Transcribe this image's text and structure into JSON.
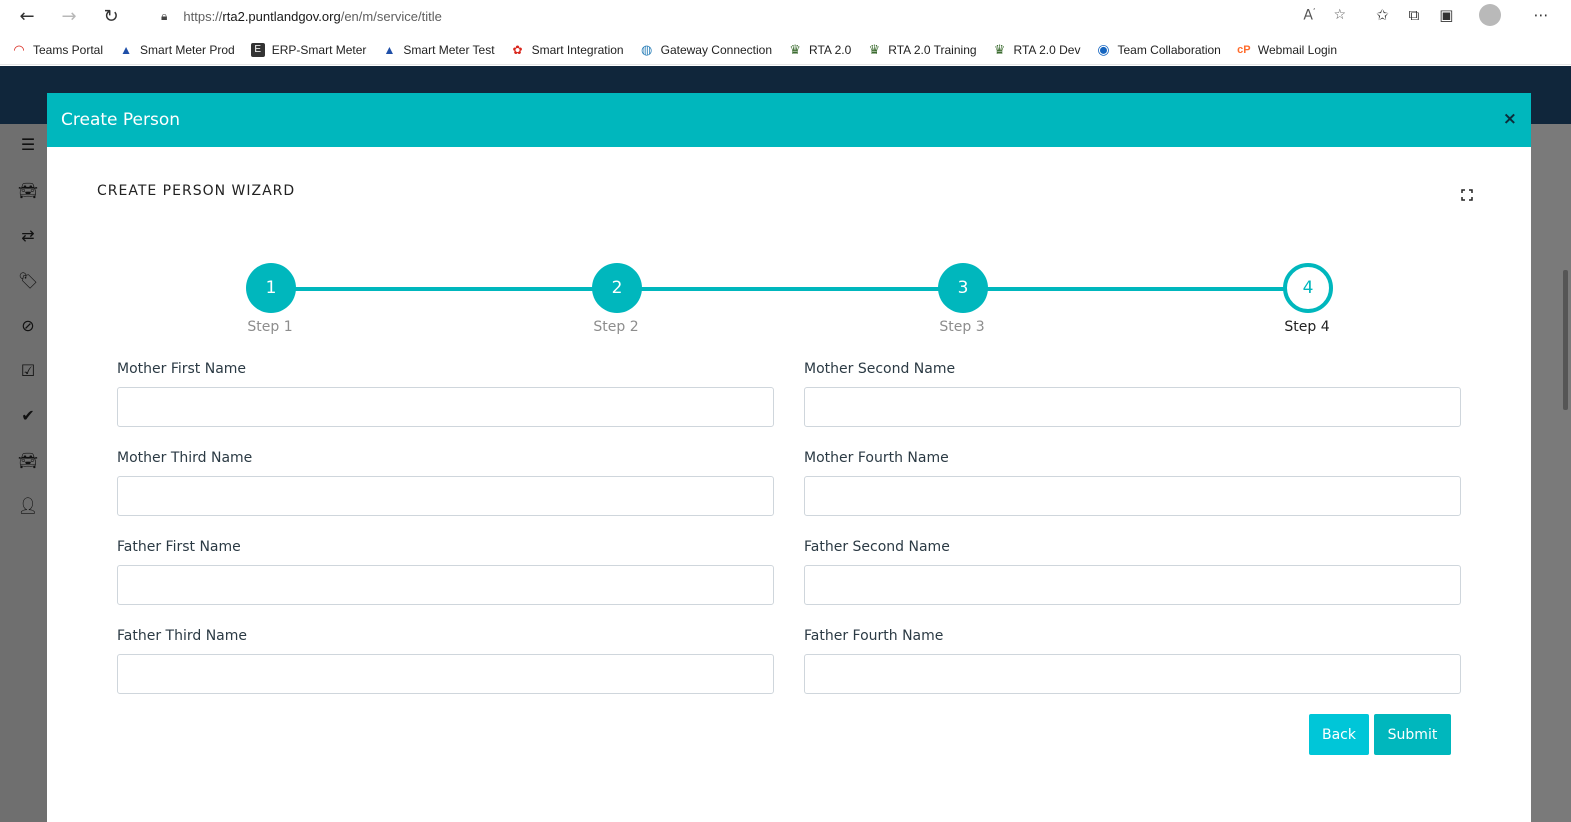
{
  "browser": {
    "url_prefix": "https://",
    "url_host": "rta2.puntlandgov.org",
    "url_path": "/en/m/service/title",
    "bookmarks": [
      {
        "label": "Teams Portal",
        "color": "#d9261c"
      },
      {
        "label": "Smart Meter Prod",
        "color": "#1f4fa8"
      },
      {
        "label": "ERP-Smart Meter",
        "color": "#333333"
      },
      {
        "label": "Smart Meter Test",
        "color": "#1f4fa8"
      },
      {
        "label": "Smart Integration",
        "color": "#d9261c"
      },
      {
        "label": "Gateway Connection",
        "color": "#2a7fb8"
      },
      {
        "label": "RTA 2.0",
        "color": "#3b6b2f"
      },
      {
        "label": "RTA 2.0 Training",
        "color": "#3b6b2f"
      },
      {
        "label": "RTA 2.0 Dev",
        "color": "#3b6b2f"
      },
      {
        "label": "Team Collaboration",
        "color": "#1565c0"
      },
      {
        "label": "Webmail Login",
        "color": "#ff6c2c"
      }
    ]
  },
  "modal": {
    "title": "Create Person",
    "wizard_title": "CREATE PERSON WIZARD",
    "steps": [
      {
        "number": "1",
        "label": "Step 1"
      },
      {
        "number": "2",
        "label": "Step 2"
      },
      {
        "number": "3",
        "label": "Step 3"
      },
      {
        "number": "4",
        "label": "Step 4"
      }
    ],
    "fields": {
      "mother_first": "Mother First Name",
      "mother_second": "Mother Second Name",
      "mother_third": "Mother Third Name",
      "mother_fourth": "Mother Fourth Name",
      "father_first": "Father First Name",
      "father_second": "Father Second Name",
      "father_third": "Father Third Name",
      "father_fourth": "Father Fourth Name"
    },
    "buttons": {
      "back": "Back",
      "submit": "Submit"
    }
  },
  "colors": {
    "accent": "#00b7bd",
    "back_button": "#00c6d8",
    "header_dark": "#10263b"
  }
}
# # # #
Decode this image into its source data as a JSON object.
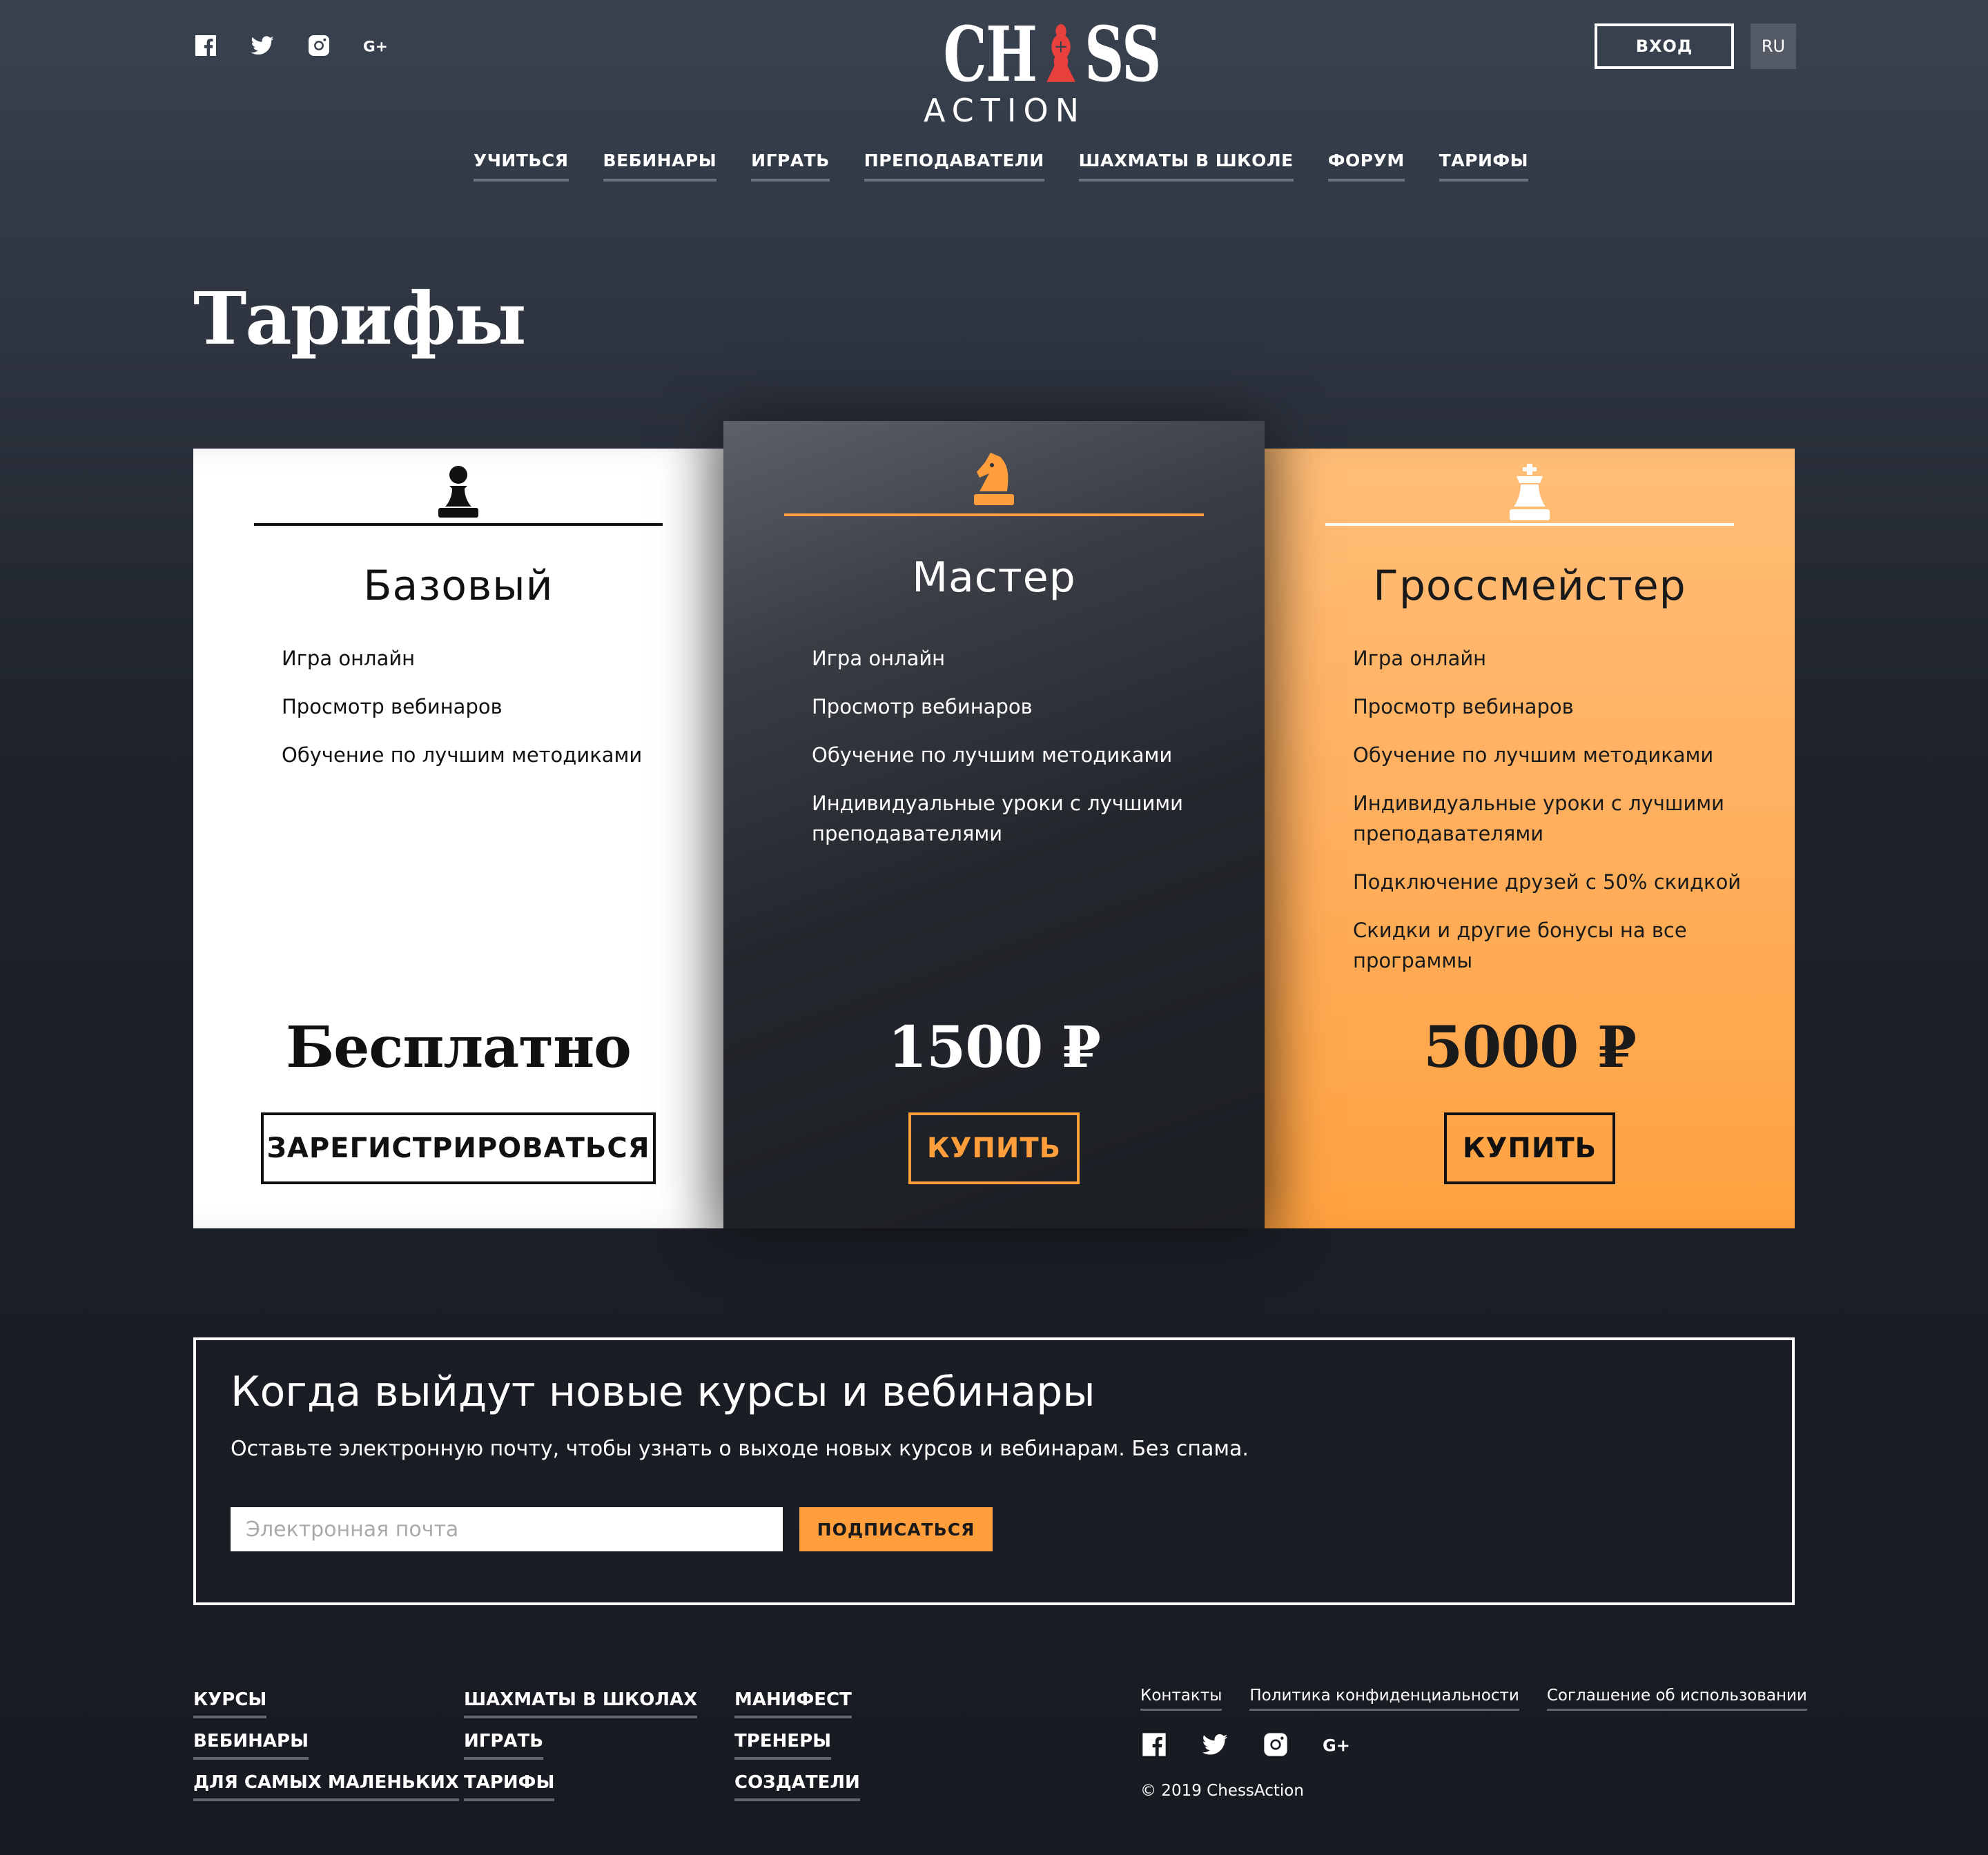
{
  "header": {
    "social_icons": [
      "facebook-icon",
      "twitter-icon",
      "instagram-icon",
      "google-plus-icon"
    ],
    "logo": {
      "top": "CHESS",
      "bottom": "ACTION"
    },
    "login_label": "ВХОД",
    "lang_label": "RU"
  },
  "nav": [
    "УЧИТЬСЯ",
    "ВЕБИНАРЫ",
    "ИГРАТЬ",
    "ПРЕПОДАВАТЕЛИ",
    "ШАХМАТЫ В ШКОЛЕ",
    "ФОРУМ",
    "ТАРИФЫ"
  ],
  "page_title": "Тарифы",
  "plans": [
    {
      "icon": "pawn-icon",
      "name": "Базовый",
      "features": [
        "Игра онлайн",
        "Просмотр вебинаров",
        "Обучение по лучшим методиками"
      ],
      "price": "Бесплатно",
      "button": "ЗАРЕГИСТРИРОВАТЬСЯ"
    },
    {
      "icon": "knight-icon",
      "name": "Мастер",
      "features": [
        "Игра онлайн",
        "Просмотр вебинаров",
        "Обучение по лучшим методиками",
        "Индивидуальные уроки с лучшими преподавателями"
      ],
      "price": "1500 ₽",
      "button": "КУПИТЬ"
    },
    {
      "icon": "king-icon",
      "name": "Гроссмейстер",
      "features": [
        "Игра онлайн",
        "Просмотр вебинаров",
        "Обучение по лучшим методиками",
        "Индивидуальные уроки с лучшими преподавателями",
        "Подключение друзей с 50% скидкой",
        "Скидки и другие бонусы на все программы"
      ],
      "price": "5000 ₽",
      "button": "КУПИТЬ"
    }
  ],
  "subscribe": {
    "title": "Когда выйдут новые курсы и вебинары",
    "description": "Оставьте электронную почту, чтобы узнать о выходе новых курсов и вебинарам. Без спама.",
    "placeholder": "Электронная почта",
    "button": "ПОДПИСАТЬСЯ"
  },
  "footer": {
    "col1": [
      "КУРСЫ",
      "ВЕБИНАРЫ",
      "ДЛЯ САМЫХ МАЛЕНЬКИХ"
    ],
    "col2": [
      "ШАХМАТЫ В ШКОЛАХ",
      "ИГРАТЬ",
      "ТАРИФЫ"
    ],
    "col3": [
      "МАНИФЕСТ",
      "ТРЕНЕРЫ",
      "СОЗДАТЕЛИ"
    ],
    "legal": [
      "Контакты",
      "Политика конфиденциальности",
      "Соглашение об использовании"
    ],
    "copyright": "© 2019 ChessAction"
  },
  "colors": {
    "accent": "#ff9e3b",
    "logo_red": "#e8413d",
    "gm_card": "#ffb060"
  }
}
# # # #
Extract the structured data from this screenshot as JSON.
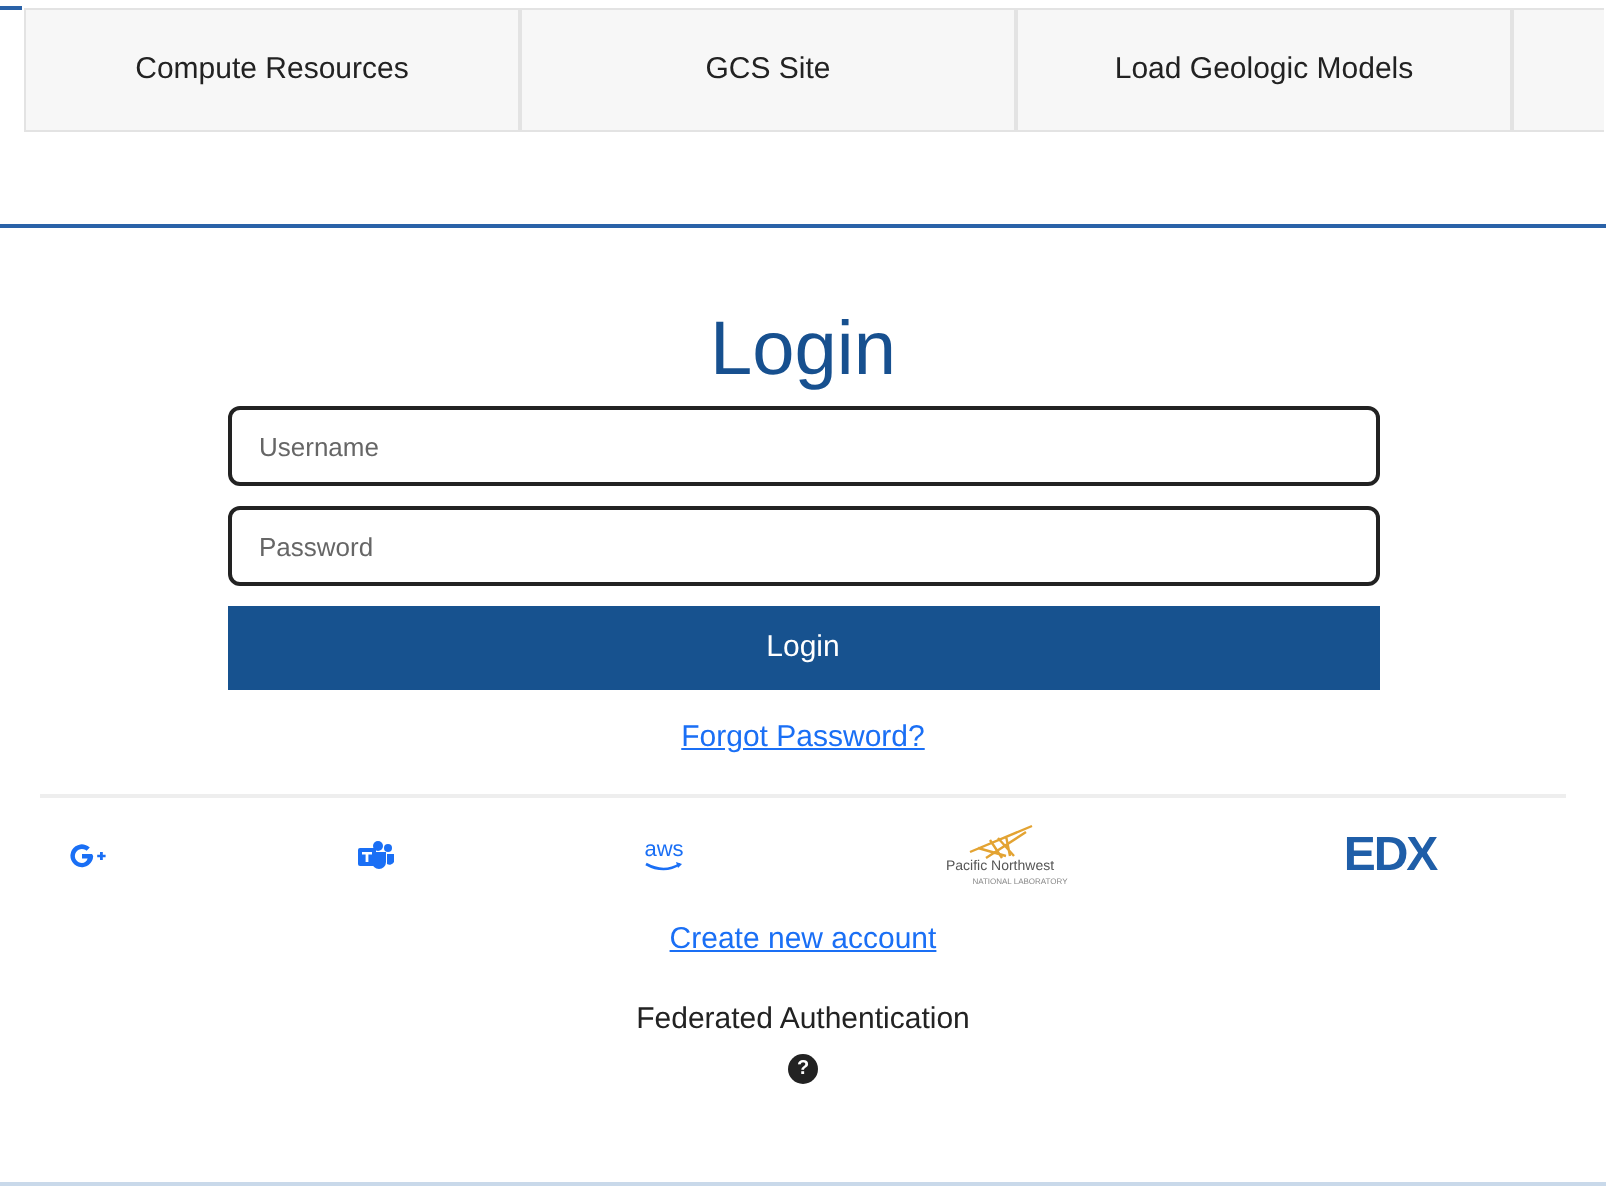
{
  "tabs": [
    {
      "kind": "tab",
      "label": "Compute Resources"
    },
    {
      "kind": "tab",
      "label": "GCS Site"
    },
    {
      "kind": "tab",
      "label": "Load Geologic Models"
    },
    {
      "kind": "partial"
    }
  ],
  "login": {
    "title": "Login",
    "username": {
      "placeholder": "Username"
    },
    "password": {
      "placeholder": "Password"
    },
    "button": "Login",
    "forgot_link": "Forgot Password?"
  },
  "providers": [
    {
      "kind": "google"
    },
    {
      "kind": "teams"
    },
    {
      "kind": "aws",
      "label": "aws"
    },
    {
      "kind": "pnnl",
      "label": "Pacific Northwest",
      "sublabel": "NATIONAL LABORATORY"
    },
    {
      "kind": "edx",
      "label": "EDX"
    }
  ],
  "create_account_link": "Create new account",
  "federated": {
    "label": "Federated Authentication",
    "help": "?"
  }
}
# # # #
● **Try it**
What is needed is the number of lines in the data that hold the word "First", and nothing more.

● **Response to this exercise**
2